TRY IT »
Looking at the records below, please say how many lines contain the word "elearning", as a bare number.

LISTED ENTRIES »

·····

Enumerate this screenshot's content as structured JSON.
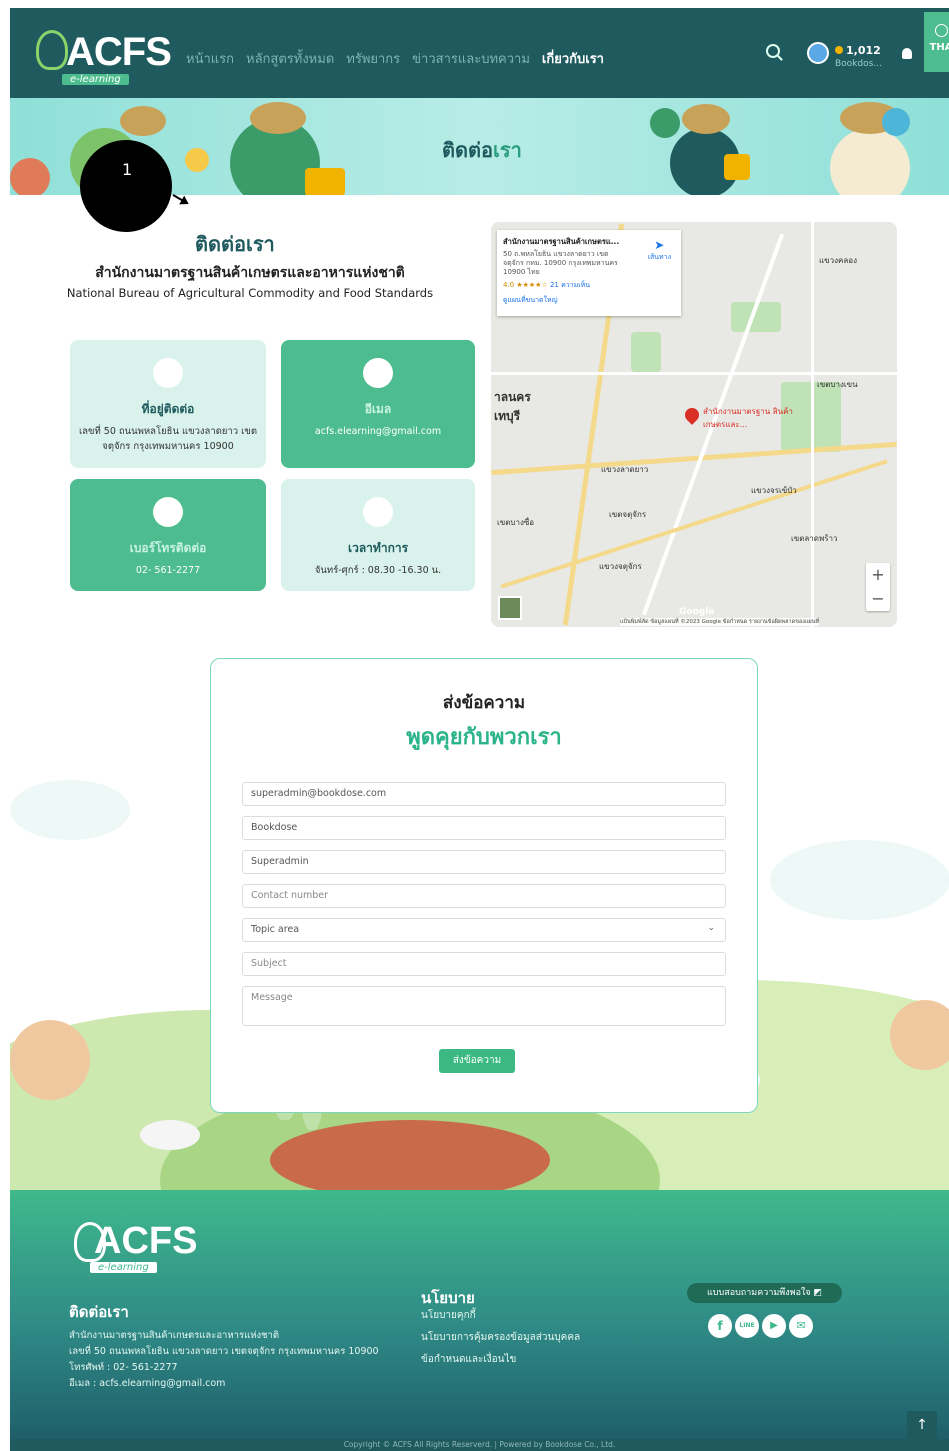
{
  "header": {
    "logo_text": "ACFS",
    "logo_sub": "e-learning",
    "nav": [
      "หน้าแรก",
      "หลักสูตรทั้งหมด",
      "ทรัพยากร",
      "ข่าวสารและบทความ",
      "เกี่ยวกับเรา"
    ],
    "active_nav": "เกี่ยวกับเรา",
    "coins": "1,012",
    "username": "Bookdos...",
    "lang": "THA"
  },
  "banner": {
    "title_a": "ติดต่อ",
    "title_b": "เรา"
  },
  "step_marker": "1",
  "contact": {
    "title": "ติดต่อเรา",
    "org_th": "สำนักงานมาตรฐานสินค้าเกษตรและอาหารแห่งชาติ",
    "org_en": "National Bureau of Agricultural Commodity and Food Standards",
    "cards": [
      {
        "label": "ที่อยู่ติดต่อ",
        "value": "เลขที่ 50 ถนนพหลโยธิน แขวงลาดยาว เขตจตุจักร กรุงเทพมหานคร 10900",
        "icon": "location-pin-icon"
      },
      {
        "label": "อีเมล",
        "value": "acfs.elearning@gmail.com",
        "icon": "envelope-icon"
      },
      {
        "label": "เบอร์โทรติดต่อ",
        "value": "02- 561-2277",
        "icon": "phone-icon"
      },
      {
        "label": "เวลาทำการ",
        "value": "จันทร์-ศุกร์ : 08.30 -16.30 น.",
        "icon": "clock-icon"
      }
    ]
  },
  "map": {
    "place_name": "สำนักงานมาตรฐานสินค้าเกษตรแ...",
    "address": "50 ถ.พหลโยธิน แขวงลาดยาว เขตจตุจักร กทม. 10900 กรุงเทพมหานคร 10900 ไทย",
    "rating": "4.0 ★★★★☆",
    "reviews": "21 ความเห็น",
    "larger_map": "ดูแผนที่ขนาดใหญ่",
    "directions": "เส้นทาง",
    "pin_label": "สำนักงานมาตรฐาน สินค้าเกษตรและ...",
    "footer": "แป้นพิมพ์ลัด  ข้อมูลแผนที่ ©2023 Google  ข้อกำหนด  รายงานข้อผิดพลาดของแผนที่",
    "zoom_in": "+",
    "zoom_out": "−",
    "google": "Google"
  },
  "form": {
    "subtitle": "ส่งข้อความ",
    "title": "พูดคุยกับพวกเรา",
    "email": "superadmin@bookdose.com",
    "first_name": "Bookdose",
    "last_name": "Superadmin",
    "contact_number": "Contact number",
    "topic": "Topic area",
    "subject": "Subject",
    "message": "Message",
    "submit": "ส่งข้อความ"
  },
  "footer": {
    "logo_text": "ACFS",
    "logo_sub": "e-learning",
    "contact_title": "ติดต่อเรา",
    "lines": [
      "สำนักงานมาตรฐานสินค้าเกษตรและอาหารแห่งชาติ",
      "เลขที่ 50 ถนนพหลโยธิน แขวงลาดยาว เขตจตุจักร กรุงเทพมหานคร 10900",
      "โทรศัพท์ : 02- 561-2277",
      "อีเมล : acfs.elearning@gmail.com"
    ],
    "policy_title": "นโยบาย",
    "policies": [
      "นโยบายคุกกี้",
      "นโยบายการคุ้มครองข้อมูลส่วนบุคคล",
      "ข้อกำหนดและเงื่อนไข"
    ],
    "survey": "แบบสอบถามความพึงพอใจ",
    "social": [
      "f",
      "LINE",
      "▶",
      "✉"
    ],
    "copyright": "Copyright © ACFS All Rights Reserverd. | Powered by Bookdose Co., Ltd.",
    "to_top": "↑"
  },
  "colors": {
    "header": "#1e5a5e",
    "accent": "#4dbd8f",
    "light_card": "#d9f2ec"
  }
}
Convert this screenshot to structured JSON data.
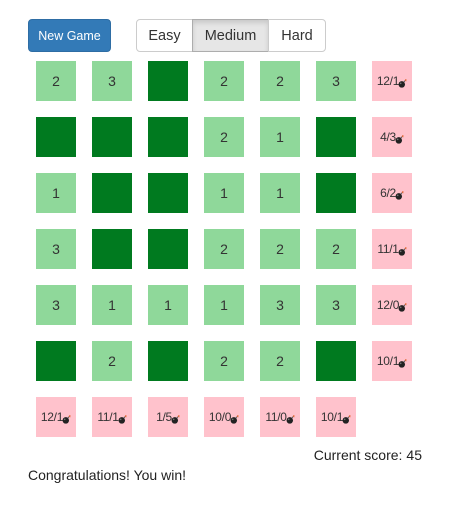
{
  "toolbar": {
    "new_game_label": "New Game",
    "difficulties": [
      "Easy",
      "Medium",
      "Hard"
    ],
    "selected_difficulty": "Medium"
  },
  "colors": {
    "revealed": "#8fd89a",
    "unrevealed": "#007a1f",
    "hint": "#ffc2cc",
    "primary": "#337ab7"
  },
  "board": {
    "cells": [
      [
        "2",
        "3",
        "",
        "2",
        "2",
        "3"
      ],
      [
        "",
        "",
        "",
        "2",
        "1",
        ""
      ],
      [
        "1",
        "",
        "",
        "1",
        "1",
        ""
      ],
      [
        "3",
        "",
        "",
        "2",
        "2",
        "2"
      ],
      [
        "3",
        "1",
        "1",
        "1",
        "3",
        "3"
      ],
      [
        "",
        "2",
        "",
        "2",
        "2",
        ""
      ]
    ],
    "cell_states": [
      [
        "revealed",
        "revealed",
        "unrevealed",
        "revealed",
        "revealed",
        "revealed"
      ],
      [
        "unrevealed",
        "unrevealed",
        "unrevealed",
        "revealed",
        "revealed",
        "unrevealed"
      ],
      [
        "revealed",
        "unrevealed",
        "unrevealed",
        "revealed",
        "revealed",
        "unrevealed"
      ],
      [
        "revealed",
        "unrevealed",
        "unrevealed",
        "revealed",
        "revealed",
        "revealed"
      ],
      [
        "revealed",
        "revealed",
        "revealed",
        "revealed",
        "revealed",
        "revealed"
      ],
      [
        "unrevealed",
        "revealed",
        "unrevealed",
        "revealed",
        "revealed",
        "unrevealed"
      ]
    ],
    "row_hints": [
      "12/1",
      "4/3",
      "6/2",
      "11/1",
      "12/0",
      "10/1"
    ],
    "col_hints": [
      "12/1",
      "11/1",
      "1/5",
      "10/0",
      "11/0",
      "10/1"
    ],
    "hint_icon": "bomb-icon"
  },
  "status": {
    "score_label": "Current score:",
    "score_value": "45",
    "message": "Congratulations! You win!"
  }
}
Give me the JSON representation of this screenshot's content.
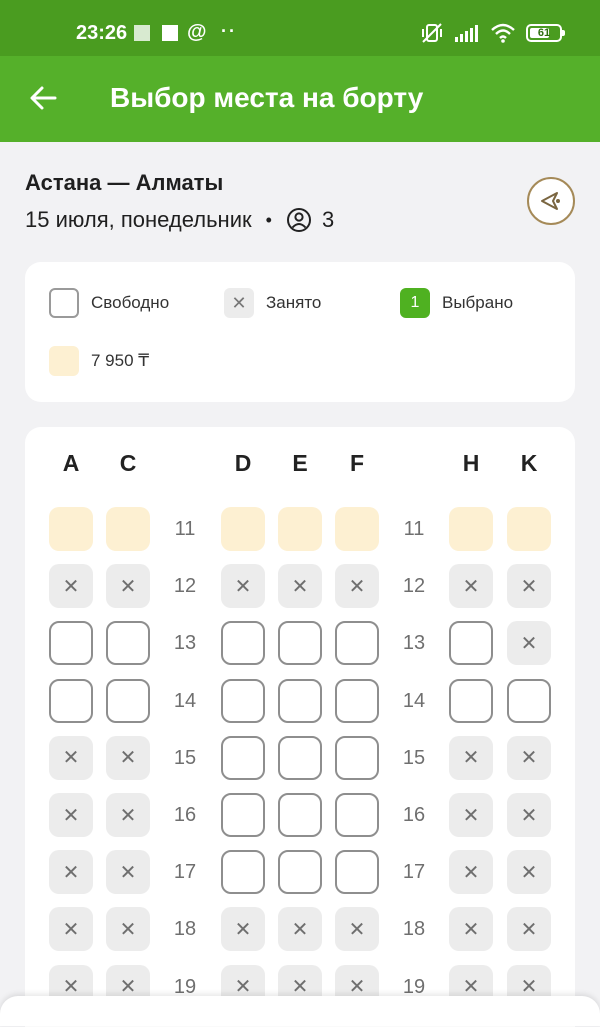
{
  "status_bar": {
    "time": "23:26",
    "at_sign": "@",
    "dots": "··",
    "battery": "61"
  },
  "header": {
    "title": "Выбор места на борту"
  },
  "trip": {
    "route": "Астана — Алматы",
    "date": "15 июля, понедельник",
    "separator": "•",
    "passengers": "3"
  },
  "legend": {
    "free": "Свободно",
    "occupied": "Занято",
    "selected_badge": "1",
    "selected": "Выбрано",
    "price": "7 950 ₸"
  },
  "seat_map": {
    "columns": [
      "A",
      "C",
      "D",
      "E",
      "F",
      "H",
      "K"
    ],
    "occupied_mark": "✕",
    "rows": [
      {
        "num": "11",
        "seats": [
          "price",
          "price",
          "price",
          "price",
          "price",
          "price",
          "price"
        ]
      },
      {
        "num": "12",
        "seats": [
          "occ",
          "occ",
          "occ",
          "occ",
          "occ",
          "occ",
          "occ"
        ]
      },
      {
        "num": "13",
        "seats": [
          "free",
          "free",
          "free",
          "free",
          "free",
          "free",
          "occ"
        ]
      },
      {
        "num": "14",
        "seats": [
          "free",
          "free",
          "free",
          "free",
          "free",
          "free",
          "free"
        ]
      },
      {
        "num": "15",
        "seats": [
          "occ",
          "occ",
          "free",
          "free",
          "free",
          "occ",
          "occ"
        ]
      },
      {
        "num": "16",
        "seats": [
          "occ",
          "occ",
          "free",
          "free",
          "free",
          "occ",
          "occ"
        ]
      },
      {
        "num": "17",
        "seats": [
          "occ",
          "occ",
          "free",
          "free",
          "free",
          "occ",
          "occ"
        ]
      },
      {
        "num": "18",
        "seats": [
          "occ",
          "occ",
          "occ",
          "occ",
          "occ",
          "occ",
          "occ"
        ]
      },
      {
        "num": "19",
        "seats": [
          "occ",
          "occ",
          "occ",
          "occ",
          "occ",
          "occ",
          "occ"
        ]
      }
    ]
  },
  "colors": {
    "status_bar": "#4a9c20",
    "app_bar": "#55b02a",
    "selected": "#4fb121",
    "price_seat": "#fdf0d2",
    "occupied_seat": "#ececec"
  }
}
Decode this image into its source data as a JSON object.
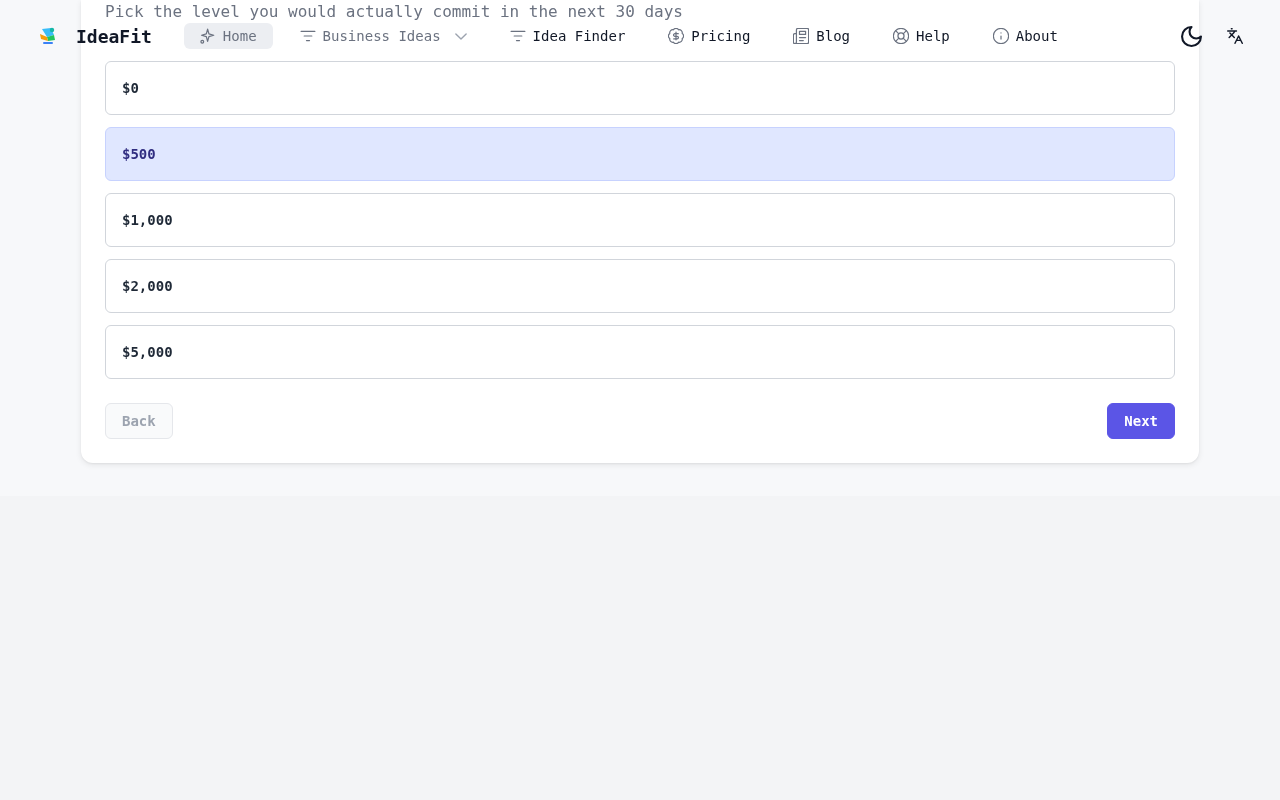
{
  "header": {
    "brand": "IdeaFit",
    "nav": [
      {
        "label": "Home",
        "kind": "link",
        "selected": true,
        "dimmed": true
      },
      {
        "label": "Business Ideas",
        "kind": "dropdown",
        "selected": false,
        "dimmed": true
      },
      {
        "label": "Idea Finder",
        "kind": "link",
        "selected": false,
        "dimmed": false
      },
      {
        "label": "Pricing",
        "kind": "link",
        "selected": false,
        "dimmed": false
      },
      {
        "label": "Blog",
        "kind": "link",
        "selected": false,
        "dimmed": false
      },
      {
        "label": "Help",
        "kind": "link",
        "selected": false,
        "dimmed": false
      },
      {
        "label": "About",
        "kind": "link",
        "selected": false,
        "dimmed": false
      }
    ]
  },
  "question": {
    "subtitle": "Pick the level you would actually commit in the next 30 days",
    "options": [
      {
        "label": "$0",
        "selected": false
      },
      {
        "label": "$500",
        "selected": true
      },
      {
        "label": "$1,000",
        "selected": false
      },
      {
        "label": "$2,000",
        "selected": false
      },
      {
        "label": "$5,000",
        "selected": false
      }
    ],
    "back": {
      "label": "Back",
      "disabled": true
    },
    "next": {
      "label": "Next",
      "disabled": false
    }
  }
}
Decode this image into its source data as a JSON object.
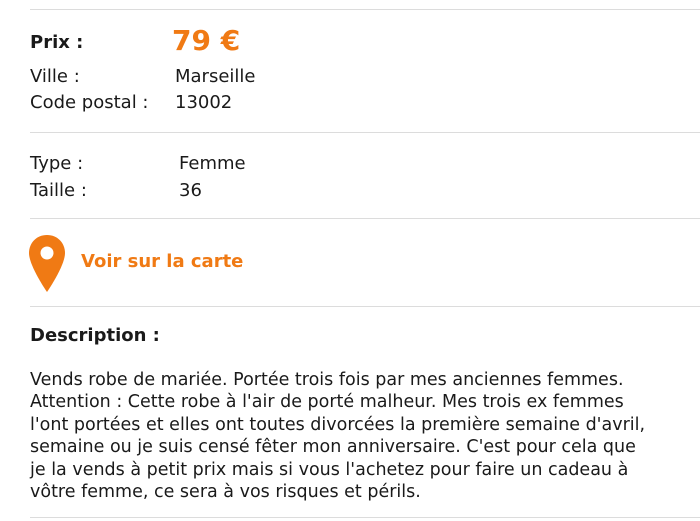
{
  "listing": {
    "price_label": "Prix :",
    "price_value": "79 €",
    "city_label": "Ville :",
    "city_value": "Marseille",
    "postal_label": "Code postal :",
    "postal_value": "13002",
    "type_label": "Type :",
    "type_value": "Femme",
    "size_label": "Taille :",
    "size_value": "36",
    "map_link": "Voir sur la carte",
    "map_icon": "map-pin-icon",
    "description_title": "Description :",
    "description_text": "Vends robe de mariée. Portée trois fois par mes anciennes femmes.\nAttention : Cette robe à l'air de porté malheur. Mes trois ex femmes\nl'ont portées et elles ont toutes divorcées la première semaine d'avril,\nsemaine ou je suis censé fêter mon anniversaire. C'est pour cela que\nje la vends à petit prix mais si vous l'achetez pour faire un cadeau à\nvôtre femme, ce sera à vos risques et périls."
  },
  "colors": {
    "accent": "#f07a14",
    "divider": "#dcdcdc",
    "text": "#1a1a1a"
  }
}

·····

WRITTEN ANSWER »
2